─── Records provided

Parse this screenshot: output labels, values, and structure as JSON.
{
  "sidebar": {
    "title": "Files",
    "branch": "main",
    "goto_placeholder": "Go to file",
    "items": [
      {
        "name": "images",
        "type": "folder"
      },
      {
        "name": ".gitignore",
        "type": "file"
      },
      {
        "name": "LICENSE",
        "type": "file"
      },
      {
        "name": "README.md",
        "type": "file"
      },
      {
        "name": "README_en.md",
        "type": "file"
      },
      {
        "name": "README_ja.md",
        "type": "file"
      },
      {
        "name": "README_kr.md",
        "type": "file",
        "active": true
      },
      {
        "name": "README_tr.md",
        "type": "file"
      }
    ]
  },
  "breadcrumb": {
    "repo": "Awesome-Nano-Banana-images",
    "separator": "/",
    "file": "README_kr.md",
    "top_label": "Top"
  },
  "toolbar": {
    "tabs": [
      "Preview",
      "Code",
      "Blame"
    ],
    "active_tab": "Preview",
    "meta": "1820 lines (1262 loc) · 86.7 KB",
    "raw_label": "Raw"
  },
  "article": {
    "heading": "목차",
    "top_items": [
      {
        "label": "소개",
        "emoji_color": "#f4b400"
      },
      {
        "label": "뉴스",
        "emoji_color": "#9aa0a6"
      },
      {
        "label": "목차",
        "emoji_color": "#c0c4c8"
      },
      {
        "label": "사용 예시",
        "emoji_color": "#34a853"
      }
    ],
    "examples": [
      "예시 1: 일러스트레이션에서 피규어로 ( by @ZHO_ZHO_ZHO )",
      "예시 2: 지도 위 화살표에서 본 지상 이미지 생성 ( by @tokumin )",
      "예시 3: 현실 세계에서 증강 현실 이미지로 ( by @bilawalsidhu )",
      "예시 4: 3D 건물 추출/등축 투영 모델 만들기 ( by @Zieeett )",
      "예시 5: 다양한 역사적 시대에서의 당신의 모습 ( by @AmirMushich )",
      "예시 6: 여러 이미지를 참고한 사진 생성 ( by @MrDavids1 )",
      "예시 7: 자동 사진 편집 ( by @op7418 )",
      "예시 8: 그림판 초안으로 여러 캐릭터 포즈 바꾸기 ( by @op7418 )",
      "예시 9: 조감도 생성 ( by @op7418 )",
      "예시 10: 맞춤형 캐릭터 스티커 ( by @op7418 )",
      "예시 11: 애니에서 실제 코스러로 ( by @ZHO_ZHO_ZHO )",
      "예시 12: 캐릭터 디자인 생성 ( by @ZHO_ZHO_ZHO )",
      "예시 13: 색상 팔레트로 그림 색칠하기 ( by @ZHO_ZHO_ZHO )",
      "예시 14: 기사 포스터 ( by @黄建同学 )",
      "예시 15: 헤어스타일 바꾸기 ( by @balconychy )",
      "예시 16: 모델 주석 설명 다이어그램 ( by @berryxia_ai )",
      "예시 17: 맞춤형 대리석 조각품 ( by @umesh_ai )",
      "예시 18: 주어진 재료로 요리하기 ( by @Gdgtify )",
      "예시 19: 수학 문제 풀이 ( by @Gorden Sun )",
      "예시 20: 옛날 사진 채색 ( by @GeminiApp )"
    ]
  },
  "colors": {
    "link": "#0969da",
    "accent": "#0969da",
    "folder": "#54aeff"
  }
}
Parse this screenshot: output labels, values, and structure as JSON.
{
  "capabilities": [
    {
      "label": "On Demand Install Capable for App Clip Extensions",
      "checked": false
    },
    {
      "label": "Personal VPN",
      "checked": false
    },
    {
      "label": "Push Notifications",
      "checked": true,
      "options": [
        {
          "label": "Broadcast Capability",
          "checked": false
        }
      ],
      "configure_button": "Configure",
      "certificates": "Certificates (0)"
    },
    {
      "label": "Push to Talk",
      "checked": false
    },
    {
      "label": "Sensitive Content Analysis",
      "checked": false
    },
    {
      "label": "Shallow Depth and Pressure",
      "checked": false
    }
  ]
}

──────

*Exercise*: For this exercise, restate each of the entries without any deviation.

*Finished exercise*:
Parse this screenshot: output labels, values, and structure as JSON.
{
  "sidebar": {
    "title": "Files",
    "branch": "main",
    "goto_placeholder": "Go to file",
    "items": [
      {
        "name": "images",
        "type": "folder"
      },
      {
        "name": ".gitignore",
        "type": "file"
      },
      {
        "name": "LICENSE",
        "type": "file"
      },
      {
        "name": "README.md",
        "type": "file"
      },
      {
        "name": "README_en.md",
        "type": "file"
      },
      {
        "name": "README_ja.md",
        "type": "file"
      },
      {
        "name": "README_kr.md",
        "type": "file",
        "active": true
      },
      {
        "name": "README_tr.md",
        "type": "file"
      }
    ]
  },
  "breadcrumb": {
    "repo": "Awesome-Nano-Banana-images",
    "separator": "/",
    "file": "README_kr.md",
    "top_label": "Top"
  },
  "toolbar": {
    "tabs": [
      "Preview",
      "Code",
      "Blame"
    ],
    "active_tab": "Preview",
    "meta": "1820 lines (1262 loc) · 86.7 KB",
    "raw_label": "Raw"
  },
  "article": {
    "heading": "목차",
    "top_items": [
      {
        "label": "소개",
        "emoji_color": "#f4b400"
      },
      {
        "label": "뉴스",
        "emoji_color": "#9aa0a6"
      },
      {
        "label": "목차",
        "emoji_color": "#c0c4c8"
      },
      {
        "label": "사용 예시",
        "emoji_color": "#34a853"
      }
    ],
    "examples": [
      "예시 1: 일러스트레이션에서 피규어로 ( by @ZHO_ZHO_ZHO )",
      "예시 2: 지도 위 화살표에서 본 지상 이미지 생성 ( by @tokumin )",
      "예시 3: 현실 세계에서 증강 현실 이미지로 ( by @bilawalsidhu )",
      "예시 4: 3D 건물 추출/등축 투영 모델 만들기 ( by @Zieeett )",
      "예시 5: 다양한 역사적 시대에서의 당신의 모습 ( by @AmirMushich )",
      "예시 6: 여러 이미지를 참고한 사진 생성 ( by @MrDavids1 )",
      "예시 7: 자동 사진 편집 ( by @op7418 )",
      "예시 8: 그림판 초안으로 여러 캐릭터 포즈 바꾸기 ( by @op7418 )",
      "예시 9: 조감도 생성 ( by @op7418 )",
      "예시 10: 맞춤형 캐릭터 스티커 ( by @op7418 )",
      "예시 11: 애니에서 실제 코스러로 ( by @ZHO_ZHO_ZHO )",
      "예시 12: 캐릭터 디자인 생성 ( by @ZHO_ZHO_ZHO )",
      "예시 13: 색상 팔레트로 그림 색칠하기 ( by @ZHO_ZHO_ZHO )",
      "예시 14: 기사 포스터 ( by @黄建同学 )",
      "예시 15: 헤어스타일 바꾸기 ( by @balconychy )",
      "예시 16: 모델 주석 설명 다이어그램 ( by @berryxia_ai )",
      "예시 17: 맞춤형 대리석 조각품 ( by @umesh_ai )",
      "예시 18: 주어진 재료로 요리하기 ( by @Gdgtify )",
      "예시 19: 수학 문제 풀이 ( by @Gorden Sun )",
      "예시 20: 옛날 사진 채색 ( by @GeminiApp )"
    ]
  },
  "colors": {
    "link": "#0969da",
    "accent": "#0969da",
    "folder": "#54aeff"
  }
}
Parse this screenshot: output labels, values, and structure as JSON.
{
  "capabilities": [
    {
      "label": "On Demand Install Capable for App Clip Extensions",
      "checked": false
    },
    {
      "label": "Personal VPN",
      "checked": false
    },
    {
      "label": "Push Notifications",
      "checked": true,
      "options": [
        {
          "label": "Broadcast Capability",
          "checked": false
        }
      ],
      "configure_button": "Configure",
      "certificates": "Certificates (0)"
    },
    {
      "label": "Push to Talk",
      "checked": false
    },
    {
      "label": "Sensitive Content Analysis",
      "checked": false
    },
    {
      "label": "Shallow Depth and Pressure",
      "checked": false
    }
  ]
}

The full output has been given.